Ecclesiastes 4:12

Proverbs 12:26

Proverbs 17:17

Proverbs 18:24

Proverbs 27:6

Proverbs 27:10

John 15:13, 15

 

Our love affair with books

 I know. We’re in love with books these days.

The Bible? Not so much.

I am often asked by ministry leaders, “What are you reading?” I smile and deadpan, “The Bible. It’s an amazing book. It’s really changing my life.” (This is where my wife starts kicking me under the table.) They’re like, “Well of course the Bible, but what other books are you reading?” I continue: “No, seriously, I’m reading the Bible and trying to learn how to make disciples like Jesus.”

Insert long awkward pause here. Often the conversation changes subjects or ends.

Interesting, ain’t it? Maybe it’s my coffee breath. I’m not trying to be a self-righteous jerk. I’m simply trying to answer the question—and have an honest and thoughtful conversation.

THE Book

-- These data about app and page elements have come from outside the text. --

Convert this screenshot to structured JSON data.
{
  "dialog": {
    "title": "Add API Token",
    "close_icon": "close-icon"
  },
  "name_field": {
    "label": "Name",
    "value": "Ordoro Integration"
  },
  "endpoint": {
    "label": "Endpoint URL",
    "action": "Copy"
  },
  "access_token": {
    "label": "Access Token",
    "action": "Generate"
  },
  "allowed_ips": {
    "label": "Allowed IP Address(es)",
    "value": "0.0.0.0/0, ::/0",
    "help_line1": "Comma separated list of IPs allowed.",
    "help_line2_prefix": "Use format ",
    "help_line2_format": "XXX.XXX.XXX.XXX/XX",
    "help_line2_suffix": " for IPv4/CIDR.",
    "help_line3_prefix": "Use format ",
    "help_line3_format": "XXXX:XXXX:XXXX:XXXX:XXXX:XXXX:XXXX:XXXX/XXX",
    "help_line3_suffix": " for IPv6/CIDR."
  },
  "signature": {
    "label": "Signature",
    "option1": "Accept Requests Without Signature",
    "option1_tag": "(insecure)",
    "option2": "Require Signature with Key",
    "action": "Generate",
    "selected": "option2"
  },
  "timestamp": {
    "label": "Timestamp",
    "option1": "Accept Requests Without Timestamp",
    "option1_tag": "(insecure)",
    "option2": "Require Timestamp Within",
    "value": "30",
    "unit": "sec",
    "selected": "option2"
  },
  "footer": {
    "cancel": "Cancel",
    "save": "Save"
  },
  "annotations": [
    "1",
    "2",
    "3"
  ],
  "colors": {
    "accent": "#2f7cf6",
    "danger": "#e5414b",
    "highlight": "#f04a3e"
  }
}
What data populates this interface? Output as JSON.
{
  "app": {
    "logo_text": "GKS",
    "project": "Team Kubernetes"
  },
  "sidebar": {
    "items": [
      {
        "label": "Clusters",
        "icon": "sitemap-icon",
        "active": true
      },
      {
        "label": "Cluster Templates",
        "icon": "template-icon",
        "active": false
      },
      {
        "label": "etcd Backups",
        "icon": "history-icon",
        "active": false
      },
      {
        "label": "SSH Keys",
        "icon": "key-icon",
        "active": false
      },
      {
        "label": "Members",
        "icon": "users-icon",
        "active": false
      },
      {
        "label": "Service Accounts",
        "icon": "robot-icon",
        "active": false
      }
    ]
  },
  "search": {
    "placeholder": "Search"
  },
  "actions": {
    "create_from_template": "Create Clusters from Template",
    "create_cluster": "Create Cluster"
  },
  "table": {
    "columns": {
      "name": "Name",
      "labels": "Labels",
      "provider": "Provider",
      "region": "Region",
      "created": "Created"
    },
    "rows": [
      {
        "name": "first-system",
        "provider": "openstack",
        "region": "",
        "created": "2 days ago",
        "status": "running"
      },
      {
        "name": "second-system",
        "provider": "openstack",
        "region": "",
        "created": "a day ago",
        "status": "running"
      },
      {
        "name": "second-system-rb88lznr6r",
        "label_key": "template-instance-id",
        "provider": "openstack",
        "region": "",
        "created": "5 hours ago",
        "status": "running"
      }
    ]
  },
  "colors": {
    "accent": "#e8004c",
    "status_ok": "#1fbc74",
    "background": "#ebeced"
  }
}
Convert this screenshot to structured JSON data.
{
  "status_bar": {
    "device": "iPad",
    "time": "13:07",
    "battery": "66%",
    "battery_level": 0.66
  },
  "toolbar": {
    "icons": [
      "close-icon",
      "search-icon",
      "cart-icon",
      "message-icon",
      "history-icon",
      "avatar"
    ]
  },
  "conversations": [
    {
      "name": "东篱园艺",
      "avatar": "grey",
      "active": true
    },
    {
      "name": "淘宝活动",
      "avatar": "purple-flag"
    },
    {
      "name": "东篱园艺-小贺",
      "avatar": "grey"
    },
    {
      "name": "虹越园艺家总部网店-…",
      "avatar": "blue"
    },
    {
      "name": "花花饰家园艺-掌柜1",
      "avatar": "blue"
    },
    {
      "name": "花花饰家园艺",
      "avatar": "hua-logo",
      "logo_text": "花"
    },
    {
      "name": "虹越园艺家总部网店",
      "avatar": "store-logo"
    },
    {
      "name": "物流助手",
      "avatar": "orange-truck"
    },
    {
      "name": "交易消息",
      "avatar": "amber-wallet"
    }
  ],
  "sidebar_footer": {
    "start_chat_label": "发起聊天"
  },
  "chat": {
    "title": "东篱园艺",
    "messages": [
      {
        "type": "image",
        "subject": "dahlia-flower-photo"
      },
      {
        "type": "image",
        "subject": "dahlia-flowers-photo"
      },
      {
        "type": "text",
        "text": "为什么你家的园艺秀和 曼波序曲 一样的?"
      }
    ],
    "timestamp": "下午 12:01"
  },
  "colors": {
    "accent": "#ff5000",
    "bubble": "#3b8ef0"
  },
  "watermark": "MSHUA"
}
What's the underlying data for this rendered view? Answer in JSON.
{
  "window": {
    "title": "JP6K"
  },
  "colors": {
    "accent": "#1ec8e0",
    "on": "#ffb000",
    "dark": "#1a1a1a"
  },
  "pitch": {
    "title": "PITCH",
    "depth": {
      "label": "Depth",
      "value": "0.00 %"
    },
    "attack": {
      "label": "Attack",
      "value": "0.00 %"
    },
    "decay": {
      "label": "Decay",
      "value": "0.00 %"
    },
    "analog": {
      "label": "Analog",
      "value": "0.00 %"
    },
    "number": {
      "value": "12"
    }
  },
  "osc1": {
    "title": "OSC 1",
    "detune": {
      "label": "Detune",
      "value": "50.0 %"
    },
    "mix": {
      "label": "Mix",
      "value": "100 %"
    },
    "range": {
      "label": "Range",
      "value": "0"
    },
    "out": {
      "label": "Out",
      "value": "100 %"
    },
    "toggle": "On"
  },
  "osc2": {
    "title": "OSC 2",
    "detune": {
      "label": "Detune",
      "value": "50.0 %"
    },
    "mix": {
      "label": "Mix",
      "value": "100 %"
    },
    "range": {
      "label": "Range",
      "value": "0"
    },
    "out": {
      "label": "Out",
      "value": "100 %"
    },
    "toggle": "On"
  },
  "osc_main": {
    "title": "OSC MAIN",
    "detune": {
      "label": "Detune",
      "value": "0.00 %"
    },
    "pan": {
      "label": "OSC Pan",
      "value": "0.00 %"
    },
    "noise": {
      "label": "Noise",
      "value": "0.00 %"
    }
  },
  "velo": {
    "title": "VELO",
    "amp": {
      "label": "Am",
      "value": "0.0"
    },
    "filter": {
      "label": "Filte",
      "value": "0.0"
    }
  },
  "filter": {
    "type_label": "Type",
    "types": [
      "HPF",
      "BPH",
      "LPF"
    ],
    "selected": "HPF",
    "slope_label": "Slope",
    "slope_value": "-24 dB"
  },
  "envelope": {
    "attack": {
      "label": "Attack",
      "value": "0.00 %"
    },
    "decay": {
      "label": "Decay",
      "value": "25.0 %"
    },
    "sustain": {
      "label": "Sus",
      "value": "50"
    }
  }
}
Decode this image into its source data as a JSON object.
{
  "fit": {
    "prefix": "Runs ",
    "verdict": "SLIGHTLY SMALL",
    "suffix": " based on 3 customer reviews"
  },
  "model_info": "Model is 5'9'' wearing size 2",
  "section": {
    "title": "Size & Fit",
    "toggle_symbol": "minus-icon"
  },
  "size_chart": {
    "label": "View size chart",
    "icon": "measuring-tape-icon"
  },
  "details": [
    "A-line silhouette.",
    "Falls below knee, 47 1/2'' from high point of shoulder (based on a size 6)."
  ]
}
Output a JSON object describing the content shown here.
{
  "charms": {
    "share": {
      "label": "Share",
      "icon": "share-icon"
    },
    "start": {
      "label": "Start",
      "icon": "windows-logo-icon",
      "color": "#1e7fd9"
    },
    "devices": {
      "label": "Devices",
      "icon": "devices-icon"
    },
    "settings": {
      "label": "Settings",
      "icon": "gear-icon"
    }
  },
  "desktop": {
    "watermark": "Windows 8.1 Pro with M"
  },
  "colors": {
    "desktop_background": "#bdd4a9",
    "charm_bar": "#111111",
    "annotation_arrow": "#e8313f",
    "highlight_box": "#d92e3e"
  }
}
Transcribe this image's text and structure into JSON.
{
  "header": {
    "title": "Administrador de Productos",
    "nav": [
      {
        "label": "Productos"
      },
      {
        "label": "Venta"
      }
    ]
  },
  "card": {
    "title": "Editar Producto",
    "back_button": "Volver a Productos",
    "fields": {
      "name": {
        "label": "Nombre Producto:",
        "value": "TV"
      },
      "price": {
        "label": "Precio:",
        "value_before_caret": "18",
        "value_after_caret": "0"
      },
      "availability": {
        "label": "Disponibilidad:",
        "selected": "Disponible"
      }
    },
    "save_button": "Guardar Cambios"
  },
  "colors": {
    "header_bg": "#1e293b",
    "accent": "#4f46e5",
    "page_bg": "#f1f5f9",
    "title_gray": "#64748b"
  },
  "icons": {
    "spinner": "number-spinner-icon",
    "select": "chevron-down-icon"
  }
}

Don’t get me wrong. I’m not anti-books. I’m not trying to throw all books except the Bible under the bus. I’ll read/listen to about 12-15 books this year. But I used to read about 30 books a year. In an effort to make the Bible my first and primary text in life, I’m learning to be very selective about what books I read. I even ask God to show me what books he wants me to read. I value good books, but not more than THE Book.

 

open-bibleI think it’s a big mistake to make any book beside the Bible the first and primary focal point of disciplemaking. (Yes, that goes for anything I’ve written as well.) Why? Because the way you give disciplemaking to someone is the way they will tend to give disciplemaking to others. So, instead of making a book the center of your disciplemaking, make THE Book the first and primary text of your Disciplemaking Learning Community…so that when those you disciple start to disciple others, they will do it using the Bible. (Call me old school if you want. I’ve been called worse.)

It’s time to get over our love affair with books and get back to our love affair with Jesus as found in THE Book.

There. I said it.

After you’ve established God’s Word as the the first and primary text in your life and disciplemaking, then you may want supplement your learning with a book if you are so inclined. However, don’t feel obligated to use books. God—as it says in the Bible—has already given us everything we need for life and godliness (2 Peter 1:3).

There I go again.

“The words of the wise are like prodding goads, and firmly fixed [in the mind] like nails are the collected sayings which are given [as proceeding] from one Shepherd. But about going further [than the words given by one Shepherd], my son, be warned. Of making many books there is no end [so do not believe everything you read], and much study is a weariness of the flesh.”
—Solomon in Ecclesiastes 12:11-12

So what’s next for you?

I challenge you to consider the 15 minutes a day that will change your life forever.